Currently, the US is still the leader in space technology, but as the competition tightens, China is growing hellbent on chasing what the former has already reached over the past years. The two have been involved in a recent quarrel over the space debris.
The development that the Chinese space agency has attained has been on a booming pace. In recent years, the nation has completed its lunar trip through a robot mission.
The team managed to bring some samples from the moon. Moreover, China has also begun constructing its own space station which could go at par with other major space sites.
Besides the United States, the second country to triumphantly perform a "soft landing" on Mars is Russia. Unlike the usual touchdown, the soft landing is only a light touch on the surface. However, it still requires a thorough process of control-focused procedures and deceleration.
In the next 90 days, the Zhurong rover will be aiding the Chinese space agency in the data collection for the surface of the red planet.
Under extreme factors, the exploration on Mars is not easy for the spacecraft, especially that there are a series of immense dust storms on the planet which make the task more difficult.
For the signals to reach Earth from Mars, it would take up to 20 minutes for it to be processed. NASA's moniker to the scene, "seven minutes of terror" is the time when the team cannot direct the descending lander. There is no human disturbance during the event.
China's Zhurong Landing Could Be a Jumpstart for Bigger Space Missions
The world is watching China's space technology progression. China's first Mars probe which includes the participation of Zhurong has been a big part of the country which is still polishing its space exploration tactics.
According to CNET, the Tianwen-1 mission which was released last July enveloped three important parts: the rover, lander, and the orbiter which began orbiting the planet in February.
The components were not launched immediately since they would be separated from the orbiter when they reached 70km above the red planet's surface. Later, it would speed up at a speed of 5km per second on its way to the surface.

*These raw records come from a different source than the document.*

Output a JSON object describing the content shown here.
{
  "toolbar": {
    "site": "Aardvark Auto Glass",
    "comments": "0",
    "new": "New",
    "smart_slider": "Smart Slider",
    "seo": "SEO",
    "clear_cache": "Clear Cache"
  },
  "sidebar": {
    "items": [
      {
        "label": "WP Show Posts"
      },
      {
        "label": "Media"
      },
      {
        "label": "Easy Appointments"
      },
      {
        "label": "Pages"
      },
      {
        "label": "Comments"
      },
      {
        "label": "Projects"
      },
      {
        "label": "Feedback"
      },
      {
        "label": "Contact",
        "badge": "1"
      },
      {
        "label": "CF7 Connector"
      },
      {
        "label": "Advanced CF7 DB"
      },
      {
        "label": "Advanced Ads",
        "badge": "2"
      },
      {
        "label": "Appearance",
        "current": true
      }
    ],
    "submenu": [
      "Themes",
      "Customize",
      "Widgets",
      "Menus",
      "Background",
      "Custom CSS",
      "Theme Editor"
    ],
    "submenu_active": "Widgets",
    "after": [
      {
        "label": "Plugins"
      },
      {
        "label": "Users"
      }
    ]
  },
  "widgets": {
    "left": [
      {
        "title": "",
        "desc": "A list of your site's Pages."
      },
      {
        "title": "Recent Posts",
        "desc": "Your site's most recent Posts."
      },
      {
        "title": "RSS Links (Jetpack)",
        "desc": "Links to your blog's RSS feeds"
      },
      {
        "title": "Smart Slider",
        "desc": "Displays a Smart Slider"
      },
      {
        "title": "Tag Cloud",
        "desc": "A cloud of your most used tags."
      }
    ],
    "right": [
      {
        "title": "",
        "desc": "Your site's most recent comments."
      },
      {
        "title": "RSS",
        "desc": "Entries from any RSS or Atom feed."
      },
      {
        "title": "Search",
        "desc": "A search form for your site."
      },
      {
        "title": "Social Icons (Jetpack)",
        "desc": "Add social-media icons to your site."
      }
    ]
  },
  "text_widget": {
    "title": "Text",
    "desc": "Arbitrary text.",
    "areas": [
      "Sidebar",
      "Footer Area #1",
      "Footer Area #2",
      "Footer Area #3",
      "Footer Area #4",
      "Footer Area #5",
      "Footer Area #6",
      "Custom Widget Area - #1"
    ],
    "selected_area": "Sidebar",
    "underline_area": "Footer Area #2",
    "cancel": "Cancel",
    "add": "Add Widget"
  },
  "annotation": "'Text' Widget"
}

A researcher from CNSA said that what Zhurong did was "harder" compared to the lunar rover's landing.
"Landing on the moon relies primarily on rocket engines to decelerate, as the moon has no atmosphere, while the first stage of landing on Mars uses its atmosphere as brakes," the anonymous researcher said.
This article is owned by Tech Times
Written by Joseph Henry